  1. Drop off your machine at collection centers at fire departments across the state.   Please do not donate your machine if you are currently using it or if it is still owned by your insurance company.
  2. Your machine will be brought to a processing center at the University of Rhode Island, where technical volunteers from across the University will work to sanitize, test, document and refurbish the machines under the oversight of Tao Wei, URI associate professor of electrical engineering.
  3. Refurbished machines will be distributed to hospitals and health care facilities in Rhode Island as needed, and then to other places in need.
There is significant precedent to hospitals incorporating these home-use machines in this crisis.  The U.S. Food and Drug Administration issued guidance to help facilitate their use in hospitals, and doctors at  The Mount Sinai Hospital and Northwell Health in New York both issued recent protocols for using home-use BiPAP-ST machines in a hospital setting to treat COVID-19 patients.
Rhode Island Commerce is grateful to be collaborating with everybody who is contributing to the Community CPAP/BiPAP Donation Drive, including VentilatorProject.Org, which has swiftly and creatively responded to this pandemic,” said Pete Rumsey, member of the Ventilator Task Force within the state’s COVID-19 Working Group, who also serves the Rhode Island Commerce Corporation as director of the Rhode Island Innovation Campus Initiative. “Please donate your extra machine and let’s work together to help our community breathe,” adds Rumsey.
URI President David M. Dooley said URI’s role in such a vital project is consistent with its founding in 1892 as a Land Grant institution.  “Our participation in this extraordinary venture exemplifies the central mission of the University–to be of service to Rhode Island and its citizens and to bring our expertise and ingenuity to our community and the world,” Dooley said.
“We are honored to be working with some of the best and most creative minds in Rhode Island and the selfless men and women of the fire service to take on one of the biggest challenges of our time. I am confident that we will be successful in this effort to help save the lives of our neighbors here and around the world.”
Peter Snyder, vice president for research and economic development, said the University’s Division of Research and Economic Development and URI Ventures are playing a key role in the effort.

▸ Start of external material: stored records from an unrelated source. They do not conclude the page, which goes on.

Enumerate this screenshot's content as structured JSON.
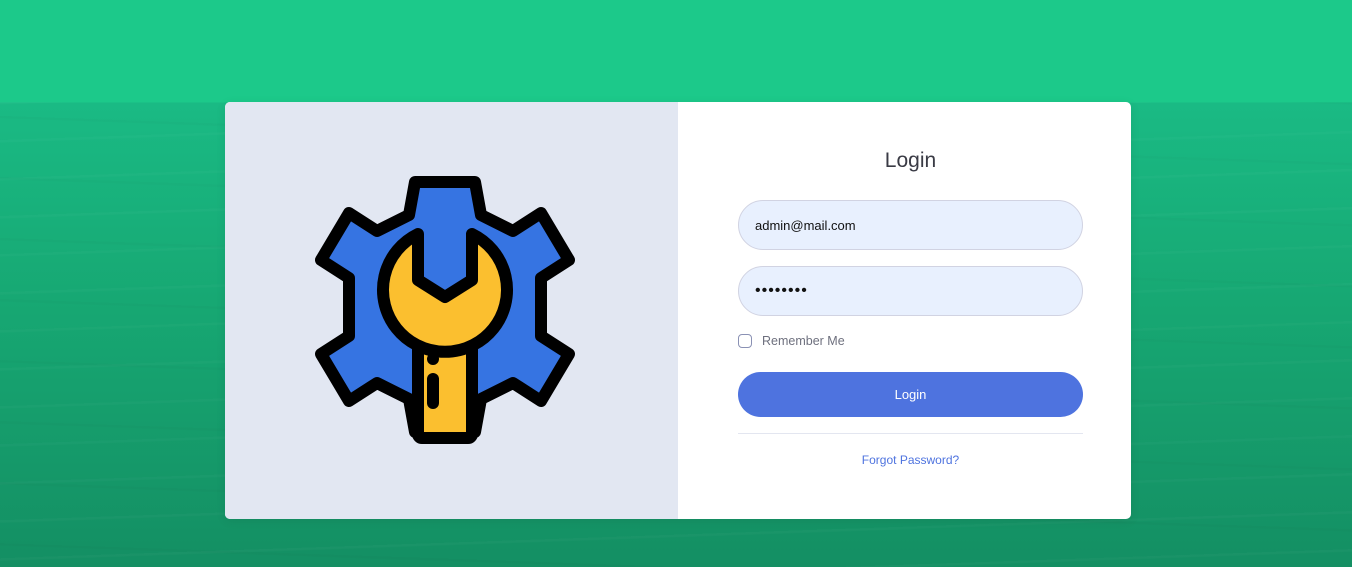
{
  "login": {
    "title": "Login",
    "email_value": "admin@mail.com",
    "password_value": "••••••••",
    "remember_label": "Remember Me",
    "remember_checked": false,
    "button_label": "Login",
    "forgot_label": "Forgot Password?"
  },
  "logo": {
    "icon": "gear-wrench-icon",
    "gear_color": "#3674e2",
    "wrench_color": "#fbbf2f",
    "outline_color": "#000000"
  },
  "colors": {
    "background": "#1cc88a",
    "primary": "#4e73df",
    "left_panel": "#e2e7f2"
  }
}
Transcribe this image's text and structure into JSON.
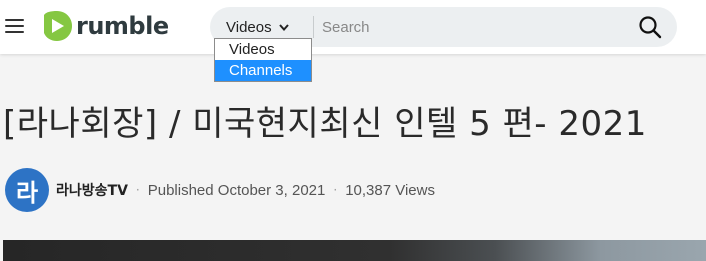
{
  "header": {
    "logo_text": "rumble",
    "brand_color": "#85c742",
    "search": {
      "category_selected": "Videos",
      "placeholder": "Search",
      "options": [
        "Videos",
        "Channels"
      ],
      "highlighted_option": "Channels",
      "highlight_color": "#1e90ff"
    },
    "icons": {
      "menu": "hamburger-menu-icon",
      "search": "search-icon",
      "dropdown": "chevron-down-icon"
    }
  },
  "video": {
    "title": "[라나회장] / 미국현지최신 인텔 5 편- 2021",
    "channel": {
      "avatar_text": "라",
      "avatar_color": "#2d73c5",
      "name": "라나방송TV"
    },
    "published": "Published October 3, 2021",
    "views": "10,387 Views",
    "separator": "·"
  }
}
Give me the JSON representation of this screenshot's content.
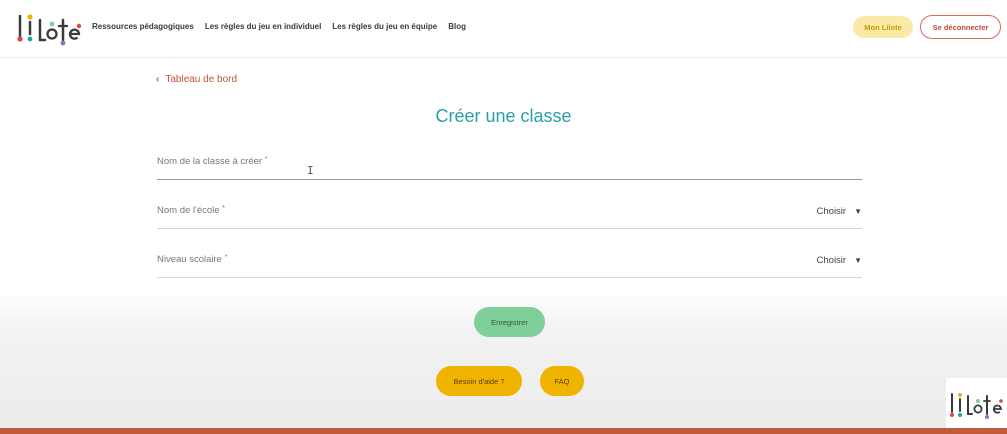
{
  "header": {
    "logo_label": "Lilote",
    "nav": [
      "Ressources pédagogiques",
      "Les règles du jeu en individuel",
      "Les règles du jeu en équipe",
      "Blog"
    ],
    "mon_lilote": "Mon Lilote",
    "logout": "Se déconnecter"
  },
  "main": {
    "breadcrumb": "Tableau de bord",
    "title": "Créer une classe",
    "fields": {
      "class_name": {
        "label": "Nom de la classe à créer",
        "required": "*",
        "value": ""
      },
      "school": {
        "label": "Nom de l'école",
        "required": "*",
        "selected": "Choisir"
      },
      "level": {
        "label": "Niveau scolaire",
        "required": "*",
        "selected": "Choisir"
      }
    },
    "save": "Enregistrer"
  },
  "footer": {
    "help": "Besoin d'aide ?",
    "faq": "FAQ"
  },
  "colors": {
    "accent_title": "#2a9fa8",
    "save_green": "#7fcf9a",
    "help_yellow": "#f0b400",
    "breadcrumb_red": "#c0553f",
    "bottom_bar": "#c45a3c"
  },
  "icons": [
    "lilote-logo",
    "chevron-left-icon",
    "caret-down-icon",
    "text-cursor-icon"
  ]
}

“I am proud of the effort being made by units and departments across the University to support this important initiative,” Snyder said. “Our world-class research and technical skills will be essential components of this statewide collaboration that has been organized to help the state during this crisis. I am grateful for the outstanding support from URI’s Division of Student Affairs and other campus units.”
Those intending to donate their machines should:
  • Remove any parts that have been in contact with a person (masks, hoses).
  • Discard any water remaining in your unit’s humidifier.
  • Wash your hands and wipe down all surfaces with an unscented disinfecting spray or wipe.
  • Place the machine in an unscented garbage bag and tie it closed.
  • Wash your hands again, and write the machine’s information (machine type, make, model) on a piece of paper and tape it to the bag.
  • Drop off your bag at one of the designated fire stations, making sure to maintain 6 feet between you and other individuals and follow proper hand-washing procedures before, during and after delivery.
    Go to to find your closest drop-off point
  • Do not bring your machine to a collection site if you or someone in your home has been sick in the last 14 days.
  • Only donate machines that you own, not ones that are leased by your insurer.
It is important to note that these machines should not be used at-home to treat COVID-19 — it is imperative that patients with COVID-19 who need respiratory support be in a hospital. When the donated machines arrive at URI, the team refurbishes and documents the machines to be used safely in a hospital setting and under the guidance of a medical professional